AH, YES. Lot’s of bracing highland air. Children in corduroys and thick-knit jumpers. German U-Boats lurking just over the horizon. Now, this is what I call a proper family film. The Water Horse may remind many of ET, but in atmosphere and setting it leans towards classic E Nesbit stories such as Five Children and It and The Railway Children. Despite the fine computer-generated effects, one leaves the cinema eager to grab a glass of Vimto and get to work on the Meccano set.
Young Alex Etel stars as the son of the housekeeper (Emily Watson) at a manorial pile on the shores of (pay attention, now) Loch Ness. One day, the lad, whose father has been killed in the war, finds an oval object in the shallows and, after lugging it back home, is surprised to see it split and release a grey creature a little like a lizard. Alex reveals his secret to the grumpy new handyman (Ben Chaplin), but is careful to hide the intelligence from the nasty, posh officer (David Morrissey) whose battalion has just been posted to the estate.
Will Mum fall for dishy Ben or uptight David? Will the Water Horse escape the ordnance being discharged across the Loch? Just who is the old man who tells the story to contemporary tourists in a framing sequence? The answers are all obvious, but the picture abounds with such salty good will that few sensible children will prove resistant to its charms.

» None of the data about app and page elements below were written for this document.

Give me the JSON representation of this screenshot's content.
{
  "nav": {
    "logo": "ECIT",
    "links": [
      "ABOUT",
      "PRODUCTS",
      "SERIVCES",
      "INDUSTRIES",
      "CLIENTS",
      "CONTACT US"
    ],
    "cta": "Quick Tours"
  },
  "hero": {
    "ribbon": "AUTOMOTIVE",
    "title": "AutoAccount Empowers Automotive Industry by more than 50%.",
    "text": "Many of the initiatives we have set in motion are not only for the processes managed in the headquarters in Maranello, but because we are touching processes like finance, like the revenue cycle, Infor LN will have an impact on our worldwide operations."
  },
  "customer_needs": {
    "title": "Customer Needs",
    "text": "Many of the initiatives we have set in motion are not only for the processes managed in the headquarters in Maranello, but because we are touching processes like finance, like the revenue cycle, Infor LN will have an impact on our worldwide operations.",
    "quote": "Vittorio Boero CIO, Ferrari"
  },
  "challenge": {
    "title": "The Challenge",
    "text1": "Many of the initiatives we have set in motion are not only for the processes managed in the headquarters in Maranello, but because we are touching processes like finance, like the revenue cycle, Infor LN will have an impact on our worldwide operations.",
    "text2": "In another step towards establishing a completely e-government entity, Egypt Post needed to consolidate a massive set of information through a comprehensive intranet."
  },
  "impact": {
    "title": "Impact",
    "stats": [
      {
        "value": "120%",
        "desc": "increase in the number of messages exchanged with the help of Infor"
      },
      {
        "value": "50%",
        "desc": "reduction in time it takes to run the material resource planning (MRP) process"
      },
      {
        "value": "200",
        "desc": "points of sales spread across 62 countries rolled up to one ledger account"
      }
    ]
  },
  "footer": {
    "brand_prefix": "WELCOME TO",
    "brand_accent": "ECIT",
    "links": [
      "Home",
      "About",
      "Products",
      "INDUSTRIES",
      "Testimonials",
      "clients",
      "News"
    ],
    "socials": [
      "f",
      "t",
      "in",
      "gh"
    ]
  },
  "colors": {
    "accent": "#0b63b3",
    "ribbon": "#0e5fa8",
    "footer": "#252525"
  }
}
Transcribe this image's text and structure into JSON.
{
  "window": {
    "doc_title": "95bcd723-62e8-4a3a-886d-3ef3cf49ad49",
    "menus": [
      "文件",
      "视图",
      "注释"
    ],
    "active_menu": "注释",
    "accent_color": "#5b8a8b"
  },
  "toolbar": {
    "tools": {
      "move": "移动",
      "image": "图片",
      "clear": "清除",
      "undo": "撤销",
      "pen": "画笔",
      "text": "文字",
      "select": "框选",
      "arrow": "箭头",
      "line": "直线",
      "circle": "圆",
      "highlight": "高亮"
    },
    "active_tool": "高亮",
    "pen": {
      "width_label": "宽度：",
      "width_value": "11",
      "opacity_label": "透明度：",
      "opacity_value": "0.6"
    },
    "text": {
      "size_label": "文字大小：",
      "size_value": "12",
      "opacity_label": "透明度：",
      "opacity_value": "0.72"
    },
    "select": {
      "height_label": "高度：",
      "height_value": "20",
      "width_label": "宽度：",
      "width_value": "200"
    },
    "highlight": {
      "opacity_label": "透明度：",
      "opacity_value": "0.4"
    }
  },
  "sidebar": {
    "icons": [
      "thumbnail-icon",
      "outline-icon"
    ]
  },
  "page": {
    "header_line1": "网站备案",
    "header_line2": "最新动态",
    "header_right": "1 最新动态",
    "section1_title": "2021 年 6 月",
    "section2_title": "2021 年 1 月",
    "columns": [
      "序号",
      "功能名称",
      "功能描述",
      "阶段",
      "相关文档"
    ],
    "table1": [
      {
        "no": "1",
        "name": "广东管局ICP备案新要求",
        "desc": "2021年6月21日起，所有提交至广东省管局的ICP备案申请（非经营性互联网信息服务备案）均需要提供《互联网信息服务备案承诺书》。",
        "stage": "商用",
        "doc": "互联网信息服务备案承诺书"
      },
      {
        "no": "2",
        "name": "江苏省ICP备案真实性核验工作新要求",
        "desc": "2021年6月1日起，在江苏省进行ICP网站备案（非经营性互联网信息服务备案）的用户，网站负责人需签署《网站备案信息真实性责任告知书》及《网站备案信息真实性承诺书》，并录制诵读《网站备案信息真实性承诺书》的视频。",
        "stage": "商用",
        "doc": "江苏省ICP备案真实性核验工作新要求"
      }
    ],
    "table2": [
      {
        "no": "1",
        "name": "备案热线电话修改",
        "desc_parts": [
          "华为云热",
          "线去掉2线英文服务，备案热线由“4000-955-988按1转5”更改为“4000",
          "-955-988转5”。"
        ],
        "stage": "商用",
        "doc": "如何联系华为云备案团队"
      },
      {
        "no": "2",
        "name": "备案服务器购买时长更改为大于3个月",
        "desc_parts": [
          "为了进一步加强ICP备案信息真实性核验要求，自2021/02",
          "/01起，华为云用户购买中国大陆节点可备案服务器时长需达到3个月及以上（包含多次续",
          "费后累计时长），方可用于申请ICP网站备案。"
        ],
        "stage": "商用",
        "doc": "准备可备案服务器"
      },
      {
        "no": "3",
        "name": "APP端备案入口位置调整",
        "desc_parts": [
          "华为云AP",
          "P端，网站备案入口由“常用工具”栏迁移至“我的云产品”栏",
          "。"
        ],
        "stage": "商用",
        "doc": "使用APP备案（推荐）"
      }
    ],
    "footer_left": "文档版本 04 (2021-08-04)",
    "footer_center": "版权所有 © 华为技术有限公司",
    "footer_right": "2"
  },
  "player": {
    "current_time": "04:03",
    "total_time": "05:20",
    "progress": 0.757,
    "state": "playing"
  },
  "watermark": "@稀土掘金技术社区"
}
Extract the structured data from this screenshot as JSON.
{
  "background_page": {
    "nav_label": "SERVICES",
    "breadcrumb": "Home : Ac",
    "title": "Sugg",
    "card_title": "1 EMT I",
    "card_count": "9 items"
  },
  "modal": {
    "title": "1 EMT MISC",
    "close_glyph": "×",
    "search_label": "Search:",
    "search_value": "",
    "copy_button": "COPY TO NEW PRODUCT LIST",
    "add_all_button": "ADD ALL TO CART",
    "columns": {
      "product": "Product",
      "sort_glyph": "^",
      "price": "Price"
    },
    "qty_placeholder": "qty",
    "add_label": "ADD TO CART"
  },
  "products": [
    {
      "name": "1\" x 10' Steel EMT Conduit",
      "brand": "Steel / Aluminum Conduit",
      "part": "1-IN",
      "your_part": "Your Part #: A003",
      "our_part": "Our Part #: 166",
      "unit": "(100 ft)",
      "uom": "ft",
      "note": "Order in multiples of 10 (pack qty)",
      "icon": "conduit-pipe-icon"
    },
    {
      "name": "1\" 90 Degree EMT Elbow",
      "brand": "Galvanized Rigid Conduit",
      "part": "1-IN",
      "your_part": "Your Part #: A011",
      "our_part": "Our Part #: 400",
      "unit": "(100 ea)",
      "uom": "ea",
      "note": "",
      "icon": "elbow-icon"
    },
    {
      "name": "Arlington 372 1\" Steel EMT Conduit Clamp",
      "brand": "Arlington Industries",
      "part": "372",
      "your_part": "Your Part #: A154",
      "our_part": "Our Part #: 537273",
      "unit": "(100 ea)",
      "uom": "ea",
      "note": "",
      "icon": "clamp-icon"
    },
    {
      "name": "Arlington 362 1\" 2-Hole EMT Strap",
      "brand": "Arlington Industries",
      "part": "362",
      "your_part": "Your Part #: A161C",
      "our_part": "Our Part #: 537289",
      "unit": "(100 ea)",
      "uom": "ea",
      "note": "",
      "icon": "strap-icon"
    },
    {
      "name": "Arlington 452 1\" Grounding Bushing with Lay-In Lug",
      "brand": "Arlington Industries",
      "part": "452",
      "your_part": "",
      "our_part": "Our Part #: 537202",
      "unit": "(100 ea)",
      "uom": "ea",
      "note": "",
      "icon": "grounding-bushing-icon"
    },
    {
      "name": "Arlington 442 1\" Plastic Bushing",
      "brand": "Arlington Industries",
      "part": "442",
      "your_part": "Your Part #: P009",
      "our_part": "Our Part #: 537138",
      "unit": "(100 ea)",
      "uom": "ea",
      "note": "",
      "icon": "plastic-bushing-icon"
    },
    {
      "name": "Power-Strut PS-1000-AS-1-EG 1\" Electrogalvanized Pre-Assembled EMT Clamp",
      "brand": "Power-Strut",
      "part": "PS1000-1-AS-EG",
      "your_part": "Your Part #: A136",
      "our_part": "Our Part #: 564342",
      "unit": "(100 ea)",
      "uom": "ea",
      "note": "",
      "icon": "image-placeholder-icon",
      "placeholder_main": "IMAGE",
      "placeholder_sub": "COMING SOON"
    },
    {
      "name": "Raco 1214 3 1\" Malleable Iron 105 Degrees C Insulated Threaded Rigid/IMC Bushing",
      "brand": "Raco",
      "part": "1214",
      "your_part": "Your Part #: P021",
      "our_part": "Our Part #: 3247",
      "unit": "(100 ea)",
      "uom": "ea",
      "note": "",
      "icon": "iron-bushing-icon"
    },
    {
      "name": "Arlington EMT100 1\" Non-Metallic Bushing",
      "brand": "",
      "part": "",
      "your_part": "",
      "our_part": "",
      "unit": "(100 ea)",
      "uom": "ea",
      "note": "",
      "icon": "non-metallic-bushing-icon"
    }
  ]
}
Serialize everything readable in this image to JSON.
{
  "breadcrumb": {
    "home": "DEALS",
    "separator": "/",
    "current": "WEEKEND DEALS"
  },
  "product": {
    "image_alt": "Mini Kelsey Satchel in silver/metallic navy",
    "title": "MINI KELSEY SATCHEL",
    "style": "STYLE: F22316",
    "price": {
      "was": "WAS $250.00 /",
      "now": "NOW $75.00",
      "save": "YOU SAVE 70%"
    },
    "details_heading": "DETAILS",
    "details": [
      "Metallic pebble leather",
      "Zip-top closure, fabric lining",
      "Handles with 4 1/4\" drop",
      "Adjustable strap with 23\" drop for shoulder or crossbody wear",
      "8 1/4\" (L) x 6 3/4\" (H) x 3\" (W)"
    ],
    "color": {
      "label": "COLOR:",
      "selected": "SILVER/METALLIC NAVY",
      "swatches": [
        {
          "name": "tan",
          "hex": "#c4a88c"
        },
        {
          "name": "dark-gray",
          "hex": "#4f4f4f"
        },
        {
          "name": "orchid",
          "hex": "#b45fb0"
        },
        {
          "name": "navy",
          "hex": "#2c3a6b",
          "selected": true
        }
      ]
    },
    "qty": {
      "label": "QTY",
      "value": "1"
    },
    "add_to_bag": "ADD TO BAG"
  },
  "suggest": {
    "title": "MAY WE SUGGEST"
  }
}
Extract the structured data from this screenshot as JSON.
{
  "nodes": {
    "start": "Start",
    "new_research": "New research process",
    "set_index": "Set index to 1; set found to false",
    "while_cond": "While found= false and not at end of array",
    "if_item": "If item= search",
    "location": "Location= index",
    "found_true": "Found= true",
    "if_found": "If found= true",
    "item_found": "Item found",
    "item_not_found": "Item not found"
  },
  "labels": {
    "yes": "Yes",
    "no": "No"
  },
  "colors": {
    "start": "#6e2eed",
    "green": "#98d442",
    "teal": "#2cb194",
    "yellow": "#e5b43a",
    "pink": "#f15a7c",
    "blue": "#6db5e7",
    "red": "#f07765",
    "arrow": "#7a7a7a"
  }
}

Meanwhile, older brothers and sisters, who may have recently encountered a more malign class of aquatic lizard, can view it as an antidote to Cloverfield.